0:12 - Celli Staccatissimo
1:20 - Celli Leg. Slur
2:16 - Violins Runs
2:50 - Violins Pizzicato
3:45 - Violins Spiccato
5:03 - Violins Leg. Port
6:44 - Violas NV NV NV VB
8:34 - Full Strings (1st Violin Leg.)
All melodies are played directly by me on a MIDI keyboard, and are all improvised. Thus, there was no mixing, quantizing or other changes made to the performance heard. Any similar rhythms to other songs are unintentional. The video is for demonstrative purposes only.
If you'd like to see more from this library, you can comment on the video and I can create an additional video showing more from the library. The instruments I chose to feature in this video are among my favorite and most used, and also what I feel best represents the library.
For more information on the product, visit this link:
Hollywood Strings was produced by Doug Rogers, Nick Phoenix, and Thomas Bergersen, with Shawn Murphy as a sound engineer.
"HOLLYWOOD STRINGS has many groundbreaking features not found in any other collection. Finger position is, for the first time, controllable by the user, so you can play as far up the strings as you want, and get a fuller more romantic Hollywood sound. Vibrato intensity and extensive dynamics are controllable by the user. Extensive multi-dynamic true legato has been sampled for all sections in three different categories: slurred, portamento, and bow change. This results in unsurpassed legato performance that has never been available. HOLLYWOOD STRINGS has five user-controllable mic positions, including main pickup (Decca tree), mid pickup, close pickup, surround pickup, and an alternate vintage circa 1945 RCA ribbon room pickup."
Check out some of my original compositions on my channel to hear Hollywood Strings in action.
If I were to export midi from say Guitar Pro 6, does it sound just as good? I've got that problem with EzDrummer that their midi maps that are included sound way better that if I were to export mine from GP6 and adjusting the velocities... Highly considering buying it since it's 50% off atm!
It's quite difficult to sample legato and portamento in a room with natural reverb. Sometimes companies have to make decisions to avoid the expressive articulations for realism reasons. Besides, nothing can beat a real musician's live portamento. The day sample libraries can replace performers is the day we are all doomed haha
Ive just bought CCC2, from east west. Its a huge library. I'm a beginner really, but have high passion and aspiration. I am wondering if you could point me to tutorials on how to use EAST West Hollywood strings, brass, in fact all of them.....Something step by step...which not only shows you how to use it, but for what.
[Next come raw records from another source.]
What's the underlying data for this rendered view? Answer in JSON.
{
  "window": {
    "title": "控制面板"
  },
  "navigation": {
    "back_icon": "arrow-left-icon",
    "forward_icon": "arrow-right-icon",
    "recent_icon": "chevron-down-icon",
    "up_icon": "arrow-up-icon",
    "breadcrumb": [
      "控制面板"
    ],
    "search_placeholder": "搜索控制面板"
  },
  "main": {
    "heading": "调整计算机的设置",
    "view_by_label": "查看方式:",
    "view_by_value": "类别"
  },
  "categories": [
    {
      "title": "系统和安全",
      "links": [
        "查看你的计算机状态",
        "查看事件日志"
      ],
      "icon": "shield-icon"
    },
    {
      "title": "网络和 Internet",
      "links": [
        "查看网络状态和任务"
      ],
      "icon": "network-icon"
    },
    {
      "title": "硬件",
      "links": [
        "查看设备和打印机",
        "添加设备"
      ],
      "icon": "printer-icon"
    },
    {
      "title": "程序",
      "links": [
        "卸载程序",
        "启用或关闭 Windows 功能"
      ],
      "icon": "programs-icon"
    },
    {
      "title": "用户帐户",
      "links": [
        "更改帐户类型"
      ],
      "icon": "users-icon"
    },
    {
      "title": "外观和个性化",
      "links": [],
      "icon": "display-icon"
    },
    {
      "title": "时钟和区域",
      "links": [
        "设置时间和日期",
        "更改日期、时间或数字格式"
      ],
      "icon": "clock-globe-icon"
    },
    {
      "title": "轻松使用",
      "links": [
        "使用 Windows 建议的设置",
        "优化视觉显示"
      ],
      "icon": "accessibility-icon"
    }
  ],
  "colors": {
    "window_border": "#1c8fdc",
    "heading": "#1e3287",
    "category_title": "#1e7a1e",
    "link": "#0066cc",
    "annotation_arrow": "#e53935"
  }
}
A trigger is a named PL/SQL unit that is stored in the database and executed ( fired ) in response to a specified event that occurs in the database.
Overview of Triggers.
A trigger is a named program unit that is stored in the database and fired (executed) in response to a specified event. The specified event is associated with either a table, a view, a schema, or the database, and it is one of the following:
A database manipulation (DML) statement ( DELETE , INSERT , or UPDATE )
A database definition (DDL) statement ( CREATE , ALTER , or DROP )
A database operation ( SERVERERROR , LOGON , LOGOFF , STARTUP , or SHUTDOWN )
The trigger is said to be defined on the table, view, schema, or database.
A DML trigger is fired by a DML statement, a DDL trigger is fired by a DDL statement, a DELETE trigger is fired by a DELETE statement, and so on.
An INSTEAD OF trigger is a DML trigger that is defined on a view (not a table). The database fires the INSTEAD OF trigger instead of executing the triggering DML statement. For more information, see Modifying Complex Views (INSTEAD OF Triggers).
A system trigger is defined on a schema or the database. A trigger defined on a schema fires for each event associated with the owner of the schema (the current user). A trigger defined on a database fires for each event associated with all users.
A simple trigger can fire at exactly one of the following timing points :
Before the triggering statement executes.
After the triggering statement executes.
Before each row that the triggering statement affects.
After each row that the triggering statement affects.
A compound trigger can fire at more than one timing point. Compound triggers make it easier to program an approach where you want the actions you implement for the various timing points to share common data. For more information, see Compound Triggers.